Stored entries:
=== Section Start ===
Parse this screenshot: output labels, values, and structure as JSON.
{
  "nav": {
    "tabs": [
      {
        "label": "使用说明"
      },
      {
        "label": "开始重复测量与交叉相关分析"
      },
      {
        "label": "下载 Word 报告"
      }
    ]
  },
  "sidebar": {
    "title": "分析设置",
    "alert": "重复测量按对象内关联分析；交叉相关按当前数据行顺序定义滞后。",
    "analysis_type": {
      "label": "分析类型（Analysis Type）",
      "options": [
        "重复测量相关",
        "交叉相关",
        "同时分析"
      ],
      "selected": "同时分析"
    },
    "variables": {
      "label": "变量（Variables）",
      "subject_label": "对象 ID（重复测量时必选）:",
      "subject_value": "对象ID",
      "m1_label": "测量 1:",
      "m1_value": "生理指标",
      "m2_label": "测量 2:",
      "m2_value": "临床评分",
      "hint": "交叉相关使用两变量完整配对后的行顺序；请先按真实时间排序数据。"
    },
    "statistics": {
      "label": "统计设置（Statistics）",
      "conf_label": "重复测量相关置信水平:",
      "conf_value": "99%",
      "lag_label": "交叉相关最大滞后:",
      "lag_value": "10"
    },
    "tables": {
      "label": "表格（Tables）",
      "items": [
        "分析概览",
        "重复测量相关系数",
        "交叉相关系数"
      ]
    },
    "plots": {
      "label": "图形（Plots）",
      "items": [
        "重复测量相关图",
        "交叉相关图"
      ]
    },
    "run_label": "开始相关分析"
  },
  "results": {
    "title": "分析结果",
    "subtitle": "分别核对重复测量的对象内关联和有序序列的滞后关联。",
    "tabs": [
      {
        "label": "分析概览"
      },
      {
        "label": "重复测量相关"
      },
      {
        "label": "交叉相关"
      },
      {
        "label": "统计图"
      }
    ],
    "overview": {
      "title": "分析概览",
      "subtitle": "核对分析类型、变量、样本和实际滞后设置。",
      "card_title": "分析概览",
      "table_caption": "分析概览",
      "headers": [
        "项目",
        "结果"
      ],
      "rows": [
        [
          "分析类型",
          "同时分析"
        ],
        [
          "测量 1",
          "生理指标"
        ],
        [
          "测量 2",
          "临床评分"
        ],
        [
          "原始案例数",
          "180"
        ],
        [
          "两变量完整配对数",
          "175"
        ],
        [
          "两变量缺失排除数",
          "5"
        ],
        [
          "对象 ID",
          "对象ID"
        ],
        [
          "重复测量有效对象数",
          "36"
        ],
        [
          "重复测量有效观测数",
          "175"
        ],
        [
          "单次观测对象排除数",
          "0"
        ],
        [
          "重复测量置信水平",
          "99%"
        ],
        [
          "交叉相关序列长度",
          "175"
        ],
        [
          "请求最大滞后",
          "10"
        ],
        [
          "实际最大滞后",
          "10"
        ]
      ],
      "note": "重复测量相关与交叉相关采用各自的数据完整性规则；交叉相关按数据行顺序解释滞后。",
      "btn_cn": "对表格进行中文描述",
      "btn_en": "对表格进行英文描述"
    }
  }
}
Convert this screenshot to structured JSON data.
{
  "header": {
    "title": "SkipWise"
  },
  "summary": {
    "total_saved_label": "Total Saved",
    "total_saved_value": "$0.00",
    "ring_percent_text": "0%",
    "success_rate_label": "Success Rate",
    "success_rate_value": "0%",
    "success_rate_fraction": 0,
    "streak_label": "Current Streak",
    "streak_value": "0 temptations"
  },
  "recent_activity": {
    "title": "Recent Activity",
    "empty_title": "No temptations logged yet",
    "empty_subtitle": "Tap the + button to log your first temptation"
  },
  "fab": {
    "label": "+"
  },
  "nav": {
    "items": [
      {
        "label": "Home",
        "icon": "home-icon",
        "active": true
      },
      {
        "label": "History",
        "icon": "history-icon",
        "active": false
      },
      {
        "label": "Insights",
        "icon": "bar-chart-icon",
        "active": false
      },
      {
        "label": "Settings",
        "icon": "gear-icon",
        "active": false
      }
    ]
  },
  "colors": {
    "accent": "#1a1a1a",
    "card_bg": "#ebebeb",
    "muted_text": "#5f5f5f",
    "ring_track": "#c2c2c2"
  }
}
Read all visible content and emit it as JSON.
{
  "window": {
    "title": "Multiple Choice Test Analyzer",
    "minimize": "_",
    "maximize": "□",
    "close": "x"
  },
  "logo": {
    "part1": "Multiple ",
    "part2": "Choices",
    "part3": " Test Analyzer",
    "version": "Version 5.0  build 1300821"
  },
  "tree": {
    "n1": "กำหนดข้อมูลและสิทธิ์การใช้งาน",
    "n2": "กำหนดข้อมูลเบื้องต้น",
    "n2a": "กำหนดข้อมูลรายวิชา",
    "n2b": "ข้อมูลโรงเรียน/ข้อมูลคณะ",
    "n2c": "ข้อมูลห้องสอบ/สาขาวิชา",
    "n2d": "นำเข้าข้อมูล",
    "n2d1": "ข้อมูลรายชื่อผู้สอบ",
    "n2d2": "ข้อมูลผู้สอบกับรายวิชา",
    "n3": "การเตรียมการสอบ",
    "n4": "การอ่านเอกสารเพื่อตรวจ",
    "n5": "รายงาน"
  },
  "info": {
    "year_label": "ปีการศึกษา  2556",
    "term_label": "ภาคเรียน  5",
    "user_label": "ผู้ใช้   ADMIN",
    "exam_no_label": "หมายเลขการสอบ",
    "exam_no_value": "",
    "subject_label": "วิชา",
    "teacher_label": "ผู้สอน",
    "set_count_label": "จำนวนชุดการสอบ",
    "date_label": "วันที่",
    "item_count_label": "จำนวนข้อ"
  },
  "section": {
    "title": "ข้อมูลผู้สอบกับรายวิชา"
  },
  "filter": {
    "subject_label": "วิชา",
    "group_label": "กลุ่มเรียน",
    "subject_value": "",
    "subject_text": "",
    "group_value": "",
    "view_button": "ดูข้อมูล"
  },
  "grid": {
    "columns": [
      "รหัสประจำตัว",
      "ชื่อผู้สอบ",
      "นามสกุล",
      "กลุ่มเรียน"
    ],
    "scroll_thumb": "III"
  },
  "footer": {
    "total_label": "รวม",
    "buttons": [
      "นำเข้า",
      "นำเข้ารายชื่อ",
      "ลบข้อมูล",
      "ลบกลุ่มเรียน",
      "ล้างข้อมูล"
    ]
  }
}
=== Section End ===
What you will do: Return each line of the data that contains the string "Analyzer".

Result of this exercise:
    "title": "Multiple Choice Test Analyzer",
    "part3": " Test Analyzer",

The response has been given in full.